**Provided records:**
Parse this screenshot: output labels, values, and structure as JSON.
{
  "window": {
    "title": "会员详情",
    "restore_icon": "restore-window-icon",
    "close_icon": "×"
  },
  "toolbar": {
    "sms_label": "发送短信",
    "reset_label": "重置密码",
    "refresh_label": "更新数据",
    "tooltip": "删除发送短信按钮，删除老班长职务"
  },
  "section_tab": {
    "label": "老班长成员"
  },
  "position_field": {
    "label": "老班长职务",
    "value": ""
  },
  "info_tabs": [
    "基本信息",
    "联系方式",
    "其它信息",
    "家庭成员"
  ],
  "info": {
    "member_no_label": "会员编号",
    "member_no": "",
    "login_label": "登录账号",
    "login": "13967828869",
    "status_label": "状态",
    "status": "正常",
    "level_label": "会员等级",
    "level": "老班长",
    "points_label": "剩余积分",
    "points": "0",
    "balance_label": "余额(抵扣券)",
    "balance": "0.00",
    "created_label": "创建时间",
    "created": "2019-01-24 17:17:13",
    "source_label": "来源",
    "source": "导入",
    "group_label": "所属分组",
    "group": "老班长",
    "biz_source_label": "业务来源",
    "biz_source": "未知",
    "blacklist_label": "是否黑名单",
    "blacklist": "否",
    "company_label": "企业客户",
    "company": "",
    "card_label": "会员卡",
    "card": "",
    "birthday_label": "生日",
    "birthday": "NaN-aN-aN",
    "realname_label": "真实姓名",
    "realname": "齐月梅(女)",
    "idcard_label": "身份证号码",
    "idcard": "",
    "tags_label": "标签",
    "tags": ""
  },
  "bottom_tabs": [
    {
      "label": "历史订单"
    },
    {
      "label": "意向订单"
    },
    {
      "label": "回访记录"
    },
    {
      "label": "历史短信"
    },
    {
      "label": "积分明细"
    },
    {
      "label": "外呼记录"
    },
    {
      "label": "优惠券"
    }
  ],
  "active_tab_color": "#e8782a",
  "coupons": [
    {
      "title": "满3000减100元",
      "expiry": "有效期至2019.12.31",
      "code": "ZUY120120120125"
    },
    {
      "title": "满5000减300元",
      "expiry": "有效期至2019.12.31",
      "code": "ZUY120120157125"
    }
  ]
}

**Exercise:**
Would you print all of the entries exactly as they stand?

**Solution to the problem:**
Parse this screenshot: output labels, values, and structure as JSON.
{
  "window": {
    "title": "会员详情",
    "restore_icon": "restore-window-icon",
    "close_icon": "×"
  },
  "toolbar": {
    "sms_label": "发送短信",
    "reset_label": "重置密码",
    "refresh_label": "更新数据",
    "tooltip": "删除发送短信按钮，删除老班长职务"
  },
  "section_tab": {
    "label": "老班长成员"
  },
  "position_field": {
    "label": "老班长职务",
    "value": ""
  },
  "info_tabs": [
    "基本信息",
    "联系方式",
    "其它信息",
    "家庭成员"
  ],
  "info": {
    "member_no_label": "会员编号",
    "member_no": "",
    "login_label": "登录账号",
    "login": "13967828869",
    "status_label": "状态",
    "status": "正常",
    "level_label": "会员等级",
    "level": "老班长",
    "points_label": "剩余积分",
    "points": "0",
    "balance_label": "余额(抵扣券)",
    "balance": "0.00",
    "created_label": "创建时间",
    "created": "2019-01-24 17:17:13",
    "source_label": "来源",
    "source": "导入",
    "group_label": "所属分组",
    "group": "老班长",
    "biz_source_label": "业务来源",
    "biz_source": "未知",
    "blacklist_label": "是否黑名单",
    "blacklist": "否",
    "company_label": "企业客户",
    "company": "",
    "card_label": "会员卡",
    "card": "",
    "birthday_label": "生日",
    "birthday": "NaN-aN-aN",
    "realname_label": "真实姓名",
    "realname": "齐月梅(女)",
    "idcard_label": "身份证号码",
    "idcard": "",
    "tags_label": "标签",
    "tags": ""
  },
  "bottom_tabs": [
    {
      "label": "历史订单"
    },
    {
      "label": "意向订单"
    },
    {
      "label": "回访记录"
    },
    {
      "label": "历史短信"
    },
    {
      "label": "积分明细"
    },
    {
      "label": "外呼记录"
    },
    {
      "label": "优惠券"
    }
  ],
  "active_tab_color": "#e8782a",
  "coupons": [
    {
      "title": "满3000减100元",
      "expiry": "有效期至2019.12.31",
      "code": "ZUY120120120125"
    },
    {
      "title": "满5000减300元",
      "expiry": "有效期至2019.12.31",
      "code": "ZUY120120157125"
    }
  ]
}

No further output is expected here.